_PROMPT_:
For each entry below, write an exact copy and leave out the images.

--- START ---

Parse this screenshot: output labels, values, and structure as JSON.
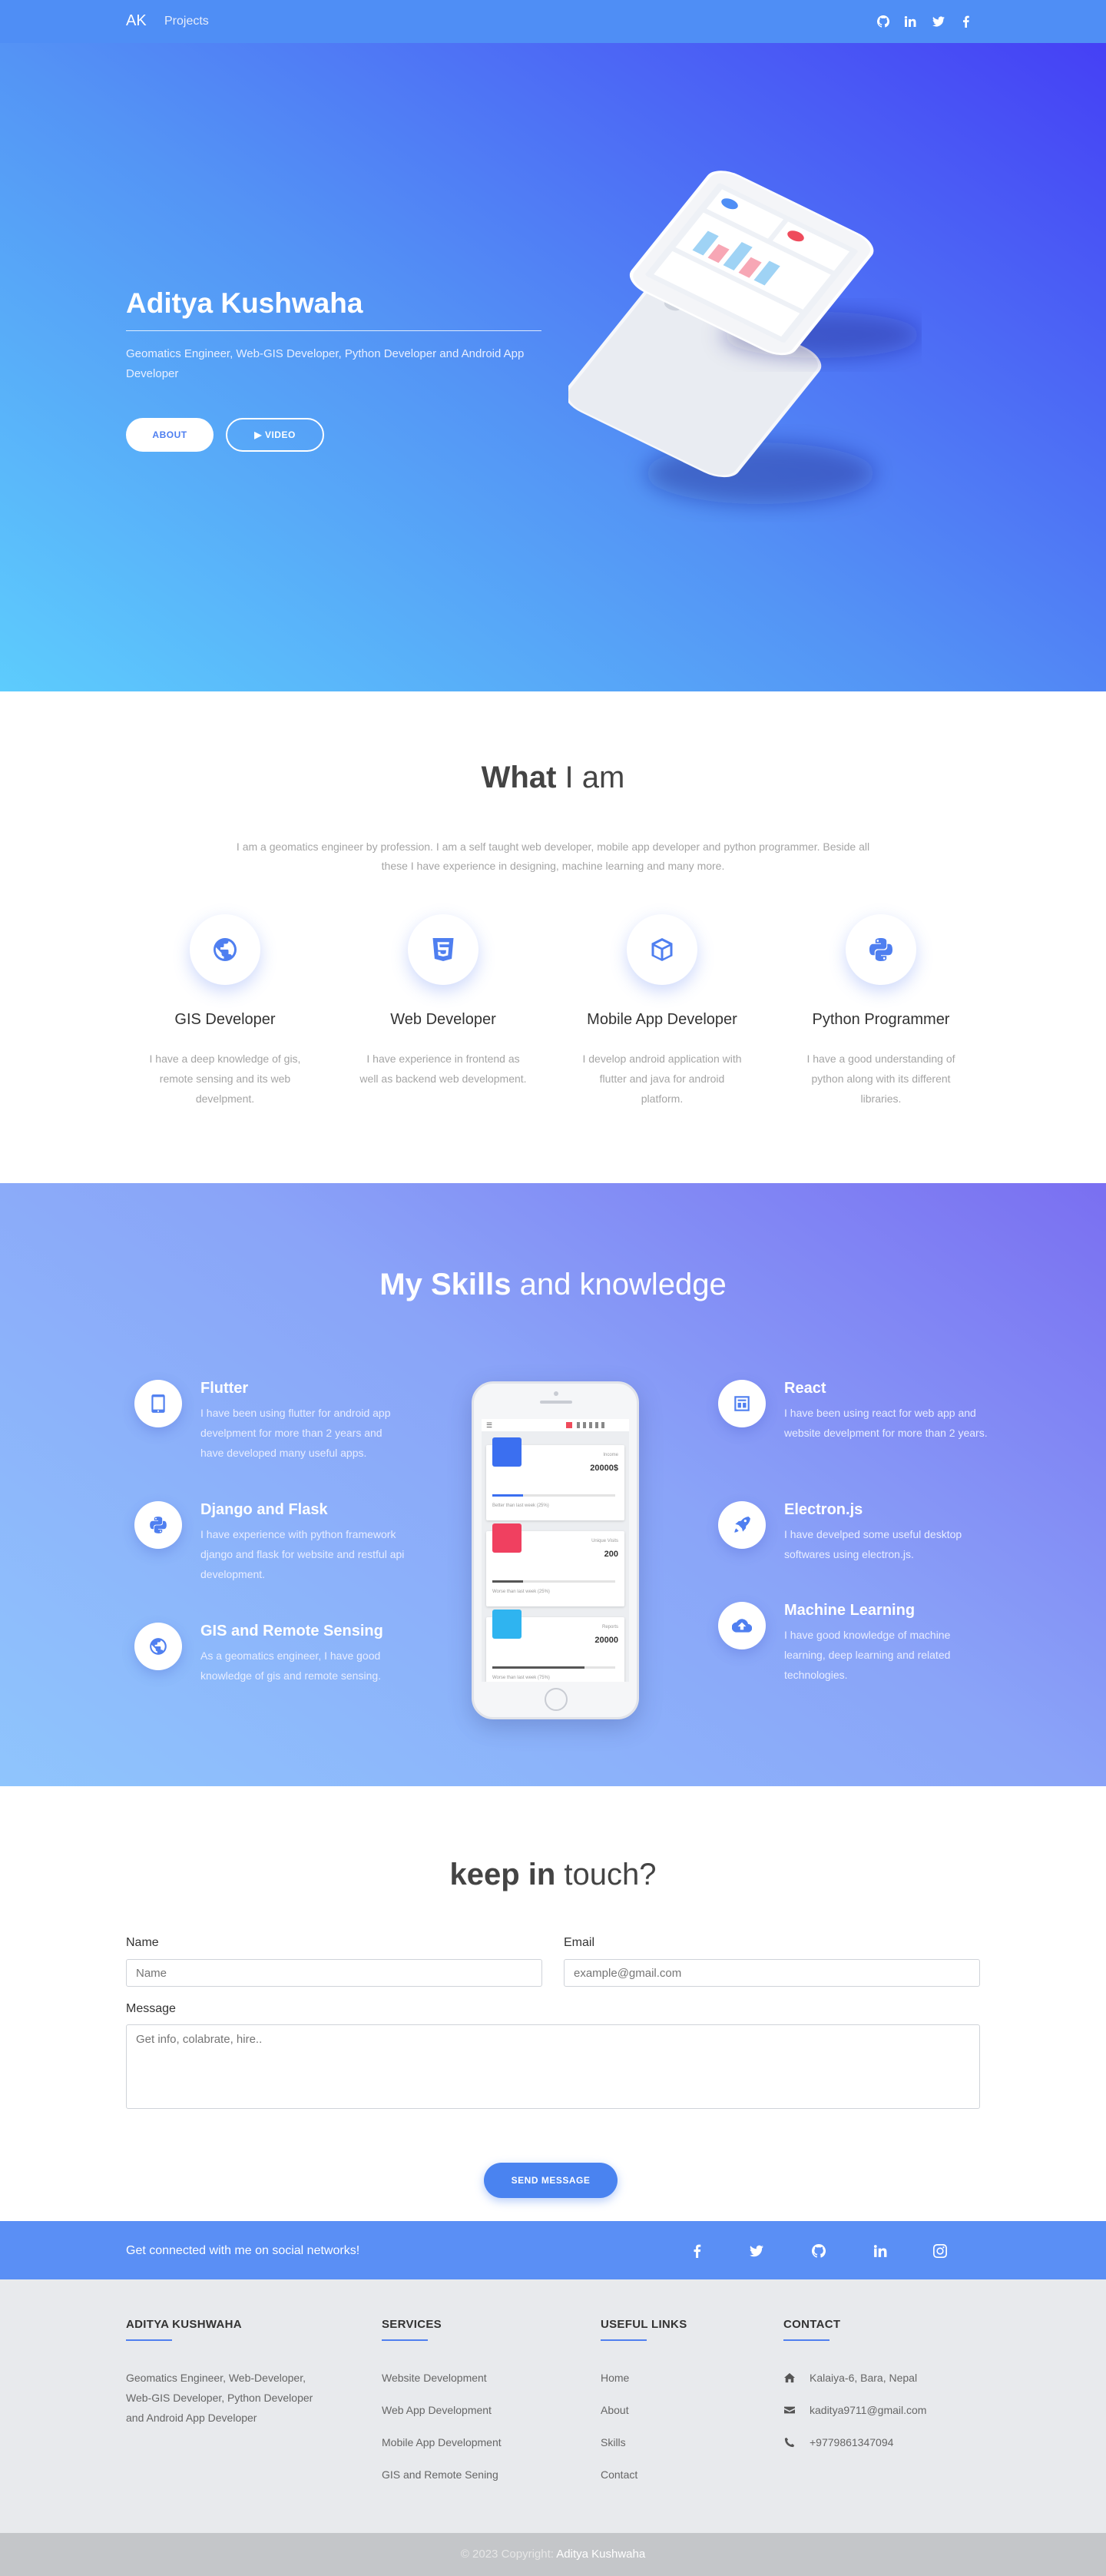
{
  "navbar": {
    "brand": "AK",
    "projects": "Projects"
  },
  "hero": {
    "title": "Aditya Kushwaha",
    "subtitle": "Geomatics Engineer, Web-GIS Developer, Python Developer and Android App Developer",
    "about_btn": "ABOUT",
    "video_btn": "VIDEO"
  },
  "what": {
    "title_bold": "What",
    "title_rest": " I am",
    "description": "I am a geomatics engineer by profession. I am a self taught web developer, mobile app developer and python programmer. Beside all these I have experience in designing, machine learning and many more.",
    "services": [
      {
        "title": "GIS Developer",
        "desc": "I have a deep knowledge of gis, remote sensing and its web develpment.",
        "icon": "globe-icon"
      },
      {
        "title": "Web Developer",
        "desc": "I have experience in frontend as well as backend web development.",
        "icon": "html5-icon"
      },
      {
        "title": "Mobile App Developer",
        "desc": "I develop android application with flutter and java for android platform.",
        "icon": "cube-icon"
      },
      {
        "title": "Python Programmer",
        "desc": "I have a good understanding of python along with its different libraries.",
        "icon": "python-icon"
      }
    ]
  },
  "skills": {
    "title_bold": "My Skills",
    "title_rest": " and knowledge",
    "left": [
      {
        "title": "Flutter",
        "desc": "I have been using flutter for android app develpment for more than 2 years and have developed many useful apps.",
        "icon": "tablet-icon"
      },
      {
        "title": "Django and Flask",
        "desc": "I have experience with python framework django and flask for website and restful api development.",
        "icon": "python-icon"
      },
      {
        "title": "GIS and Remote Sensing",
        "desc": "As a geomatics engineer, I have good knowledge of gis and remote sensing.",
        "icon": "globe-icon"
      }
    ],
    "right": [
      {
        "title": "React",
        "desc": "I have been using react for web app and website develpment for more than 2 years.",
        "icon": "react-icon"
      },
      {
        "title": "Electron.js",
        "desc": "I have develped some useful desktop softwares using electron.js.",
        "icon": "rocket-icon"
      },
      {
        "title": "Machine Learning",
        "desc": "I have good knowledge of machine learning, deep learning and related technologies.",
        "icon": "cloud-upload-icon"
      }
    ],
    "phone_cards": [
      {
        "label": "Income",
        "value": "20000$",
        "note": "Better than last week (25%)",
        "color": "#3b6ff0",
        "fill": 0.25
      },
      {
        "label": "Unique Visits",
        "value": "200",
        "note": "Worse than last week (25%)",
        "color": "#f04060",
        "fill": 0.25
      },
      {
        "label": "Reports",
        "value": "20000",
        "note": "Worse than last week (75%)",
        "color": "#2fb4f0",
        "fill": 0.75
      }
    ]
  },
  "contact": {
    "title_bold": "keep in",
    "title_rest": " touch?",
    "name_label": "Name",
    "name_placeholder": "Name",
    "email_label": "Email",
    "email_placeholder": "example@gmail.com",
    "message_label": "Message",
    "message_placeholder": "Get info, colabrate, hire..",
    "send_btn": "SEND MESSAGE"
  },
  "social": {
    "text": "Get connected with me on social networks!"
  },
  "footer": {
    "col1_title": "ADITYA KUSHWAHA",
    "col1_text": "Geomatics Engineer, Web-Developer, Web-GIS Developer, Python Developer and Android App Developer",
    "col2_title": "SERVICES",
    "services": [
      "Website Development",
      "Web App Development",
      "Mobile App Development",
      "GIS and Remote Sening"
    ],
    "col3_title": "USEFUL LINKS",
    "links": [
      "Home",
      "About",
      "Skills",
      "Contact"
    ],
    "col4_title": "CONTACT",
    "address": "Kalaiya-6, Bara, Nepal",
    "email": "kaditya9711@gmail.com",
    "phone": "+9779861347094"
  },
  "copyright": {
    "prefix": "© 2023 Copyright: ",
    "name": "Aditya Kushwaha"
  }
}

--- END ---

_WORKED SOLUTION_:
Parse this screenshot: output labels, values, and structure as JSON.
{
  "navbar": {
    "brand": "AK",
    "projects": "Projects"
  },
  "hero": {
    "title": "Aditya Kushwaha",
    "subtitle": "Geomatics Engineer, Web-GIS Developer, Python Developer and Android App Developer",
    "about_btn": "ABOUT",
    "video_btn": "VIDEO"
  },
  "what": {
    "title_bold": "What",
    "title_rest": " I am",
    "description": "I am a geomatics engineer by profession. I am a self taught web developer, mobile app developer and python programmer. Beside all these I have experience in designing, machine learning and many more.",
    "services": [
      {
        "title": "GIS Developer",
        "desc": "I have a deep knowledge of gis, remote sensing and its web develpment.",
        "icon": "globe-icon"
      },
      {
        "title": "Web Developer",
        "desc": "I have experience in frontend as well as backend web development.",
        "icon": "html5-icon"
      },
      {
        "title": "Mobile App Developer",
        "desc": "I develop android application with flutter and java for android platform.",
        "icon": "cube-icon"
      },
      {
        "title": "Python Programmer",
        "desc": "I have a good understanding of python along with its different libraries.",
        "icon": "python-icon"
      }
    ]
  },
  "skills": {
    "title_bold": "My Skills",
    "title_rest": " and knowledge",
    "left": [
      {
        "title": "Flutter",
        "desc": "I have been using flutter for android app develpment for more than 2 years and have developed many useful apps.",
        "icon": "tablet-icon"
      },
      {
        "title": "Django and Flask",
        "desc": "I have experience with python framework django and flask for website and restful api development.",
        "icon": "python-icon"
      },
      {
        "title": "GIS and Remote Sensing",
        "desc": "As a geomatics engineer, I have good knowledge of gis and remote sensing.",
        "icon": "globe-icon"
      }
    ],
    "right": [
      {
        "title": "React",
        "desc": "I have been using react for web app and website develpment for more than 2 years.",
        "icon": "react-icon"
      },
      {
        "title": "Electron.js",
        "desc": "I have develped some useful desktop softwares using electron.js.",
        "icon": "rocket-icon"
      },
      {
        "title": "Machine Learning",
        "desc": "I have good knowledge of machine learning, deep learning and related technologies.",
        "icon": "cloud-upload-icon"
      }
    ],
    "phone_cards": [
      {
        "label": "Income",
        "value": "20000$",
        "note": "Better than last week (25%)",
        "color": "#3b6ff0",
        "fill": 0.25
      },
      {
        "label": "Unique Visits",
        "value": "200",
        "note": "Worse than last week (25%)",
        "color": "#f04060",
        "fill": 0.25
      },
      {
        "label": "Reports",
        "value": "20000",
        "note": "Worse than last week (75%)",
        "color": "#2fb4f0",
        "fill": 0.75
      }
    ]
  },
  "contact": {
    "title_bold": "keep in",
    "title_rest": " touch?",
    "name_label": "Name",
    "name_placeholder": "Name",
    "email_label": "Email",
    "email_placeholder": "example@gmail.com",
    "message_label": "Message",
    "message_placeholder": "Get info, colabrate, hire..",
    "send_btn": "SEND MESSAGE"
  },
  "social": {
    "text": "Get connected with me on social networks!"
  },
  "footer": {
    "col1_title": "ADITYA KUSHWAHA",
    "col1_text": "Geomatics Engineer, Web-Developer, Web-GIS Developer, Python Developer and Android App Developer",
    "col2_title": "SERVICES",
    "services": [
      "Website Development",
      "Web App Development",
      "Mobile App Development",
      "GIS and Remote Sening"
    ],
    "col3_title": "USEFUL LINKS",
    "links": [
      "Home",
      "About",
      "Skills",
      "Contact"
    ],
    "col4_title": "CONTACT",
    "address": "Kalaiya-6, Bara, Nepal",
    "email": "kaditya9711@gmail.com",
    "phone": "+9779861347094"
  },
  "copyright": {
    "prefix": "© 2023 Copyright: ",
    "name": "Aditya Kushwaha"
  }
}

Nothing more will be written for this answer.